FRA Managers Carolyn Hodgson and Michelle Zhao recently attended the Financial Intelligence & Information Sharing Working Group (FIIS WG) 2019 Fall Symposium in New York City. The event covered relevant Financial Intelligence (FININT) topics, including protection of critical financial infrastructure, prevention of fraud, and obstruction of terror finance and money laundering. Below are some of their key takeaways from the event.
- Regarding transparency, the UK is leading an international campaign to change beneficial ownership transparency by 2023. The EU is requiring all member states to register beneficial owners.
- In relation to Money Laundering and “nesting”, financial havens are changing from traditional countries such as Switzerland. There is a trend towards financial havens locations in larger countries, such as China or Russia, or places with relaxed controls.
- In the realm of cryptocurrency, countries are starting to mine their own coins (for example Russia, North Korea, and China) which is not illegal. However they are also creating their own blockchains, which makes it even more challenging to trace. The main cryptocurrency concern is Bitcoin, though Monero could be the next threat. Monero advertises itself as privacy-focused cryptocurrency that cannot be tracked or traced.
- Cryptocurrencies are currently designated as commodities by the US government which effects what legal actions can and cannot be taken against cryptocurrency transactions. However, as more markets begin to recognize cryptocurrency as a legitimate currency, this could change and would affect enforcement actions available against this type of activity.
- For financial institutions, it is important to consider proliferation implications, especially with regards to any sort of North Korea nexus. For KYC on-boarding purposes, it is important to recognize your customers’ line of business and whether that line of business includes strategic goods. Another consideration to put into practice at the time of customer on-boarding is the use of more than just the sanctioned list for screening.

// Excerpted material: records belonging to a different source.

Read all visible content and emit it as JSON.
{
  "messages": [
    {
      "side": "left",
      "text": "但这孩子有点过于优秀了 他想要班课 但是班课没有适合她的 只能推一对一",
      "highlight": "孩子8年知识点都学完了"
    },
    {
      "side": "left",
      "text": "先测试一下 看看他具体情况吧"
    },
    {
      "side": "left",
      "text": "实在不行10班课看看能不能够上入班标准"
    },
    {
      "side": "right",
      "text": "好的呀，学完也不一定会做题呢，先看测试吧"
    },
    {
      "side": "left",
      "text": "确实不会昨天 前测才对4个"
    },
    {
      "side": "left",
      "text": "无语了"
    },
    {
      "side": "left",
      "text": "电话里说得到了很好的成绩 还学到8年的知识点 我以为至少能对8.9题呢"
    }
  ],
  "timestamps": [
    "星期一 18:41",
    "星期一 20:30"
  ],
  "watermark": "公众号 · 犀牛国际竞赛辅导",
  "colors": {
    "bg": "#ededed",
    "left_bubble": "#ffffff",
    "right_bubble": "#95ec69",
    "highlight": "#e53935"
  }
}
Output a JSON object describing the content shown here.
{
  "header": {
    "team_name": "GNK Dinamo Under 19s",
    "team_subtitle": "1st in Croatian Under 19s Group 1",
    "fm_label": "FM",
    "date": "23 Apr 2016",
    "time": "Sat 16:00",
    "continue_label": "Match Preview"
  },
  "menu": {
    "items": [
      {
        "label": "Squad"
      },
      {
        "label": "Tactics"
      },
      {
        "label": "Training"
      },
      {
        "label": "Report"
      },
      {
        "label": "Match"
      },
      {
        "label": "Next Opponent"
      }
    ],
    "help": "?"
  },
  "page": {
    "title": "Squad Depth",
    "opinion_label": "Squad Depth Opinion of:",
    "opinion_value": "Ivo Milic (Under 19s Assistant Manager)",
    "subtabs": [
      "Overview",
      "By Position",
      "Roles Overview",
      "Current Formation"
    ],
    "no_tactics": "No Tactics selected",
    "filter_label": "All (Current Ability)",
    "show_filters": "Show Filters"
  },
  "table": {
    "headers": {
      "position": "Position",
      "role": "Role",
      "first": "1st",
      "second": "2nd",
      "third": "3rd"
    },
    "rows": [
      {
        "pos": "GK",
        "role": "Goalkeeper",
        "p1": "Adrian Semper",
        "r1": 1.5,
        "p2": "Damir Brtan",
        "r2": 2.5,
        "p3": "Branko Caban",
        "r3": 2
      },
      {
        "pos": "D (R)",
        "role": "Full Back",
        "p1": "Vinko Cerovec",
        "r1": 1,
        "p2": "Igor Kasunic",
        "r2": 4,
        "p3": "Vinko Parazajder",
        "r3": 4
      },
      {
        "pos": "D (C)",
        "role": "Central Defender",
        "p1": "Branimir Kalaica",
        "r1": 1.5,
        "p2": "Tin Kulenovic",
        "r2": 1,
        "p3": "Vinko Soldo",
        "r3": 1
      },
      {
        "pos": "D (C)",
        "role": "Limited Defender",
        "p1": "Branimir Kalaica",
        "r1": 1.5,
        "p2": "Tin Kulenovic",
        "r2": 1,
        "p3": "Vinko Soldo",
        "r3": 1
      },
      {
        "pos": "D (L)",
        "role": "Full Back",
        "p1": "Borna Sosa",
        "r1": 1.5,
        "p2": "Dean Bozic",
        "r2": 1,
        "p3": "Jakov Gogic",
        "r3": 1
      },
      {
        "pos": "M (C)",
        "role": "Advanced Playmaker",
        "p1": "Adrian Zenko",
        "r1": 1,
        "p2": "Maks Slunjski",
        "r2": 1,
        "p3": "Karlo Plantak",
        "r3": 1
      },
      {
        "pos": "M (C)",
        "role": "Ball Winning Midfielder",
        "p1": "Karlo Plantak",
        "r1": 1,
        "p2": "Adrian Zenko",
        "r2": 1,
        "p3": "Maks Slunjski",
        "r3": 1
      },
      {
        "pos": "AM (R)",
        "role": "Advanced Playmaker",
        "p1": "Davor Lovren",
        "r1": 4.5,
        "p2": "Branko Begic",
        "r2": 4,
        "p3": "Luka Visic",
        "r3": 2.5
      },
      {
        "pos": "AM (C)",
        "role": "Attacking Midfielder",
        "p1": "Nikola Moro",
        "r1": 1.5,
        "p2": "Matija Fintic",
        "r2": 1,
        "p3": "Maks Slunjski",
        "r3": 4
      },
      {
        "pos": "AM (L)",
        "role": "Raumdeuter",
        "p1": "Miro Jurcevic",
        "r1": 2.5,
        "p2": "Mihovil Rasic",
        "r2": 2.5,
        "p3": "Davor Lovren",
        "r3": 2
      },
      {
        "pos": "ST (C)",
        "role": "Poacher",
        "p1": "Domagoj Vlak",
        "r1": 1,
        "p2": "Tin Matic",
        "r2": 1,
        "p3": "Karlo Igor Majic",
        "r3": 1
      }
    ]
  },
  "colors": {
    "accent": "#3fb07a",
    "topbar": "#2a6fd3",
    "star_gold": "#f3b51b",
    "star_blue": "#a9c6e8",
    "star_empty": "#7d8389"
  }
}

It is also important to look to other sources, both domestic and foreign lists, e.g., US BIS list.
- With respect to “government nesting”, sanctioned entities go through “rogue” government entities before reaching the clearing bank. The shareholders of such government entities are usually hidden and challenging to identify during the due diligence process, such as the state-owned-enterprises in China.
- Some typical indicators of money laundering schemes include unnecessary confidentiality, encrypted communication, routing through opaque financial havens, delays, transactions in odd currencies, transactions with odd counterparties or unnecessary complications.
- Since some of the Bitcoin Automated Teller Machines (BTMs) don’t require identification and only need a phone number and an email address, they have become the favored tools of bad actors. BTMs at airports, universities, coffee shops, shopping malls are high risk targets. Bad actors can even own or operate their own BTMs.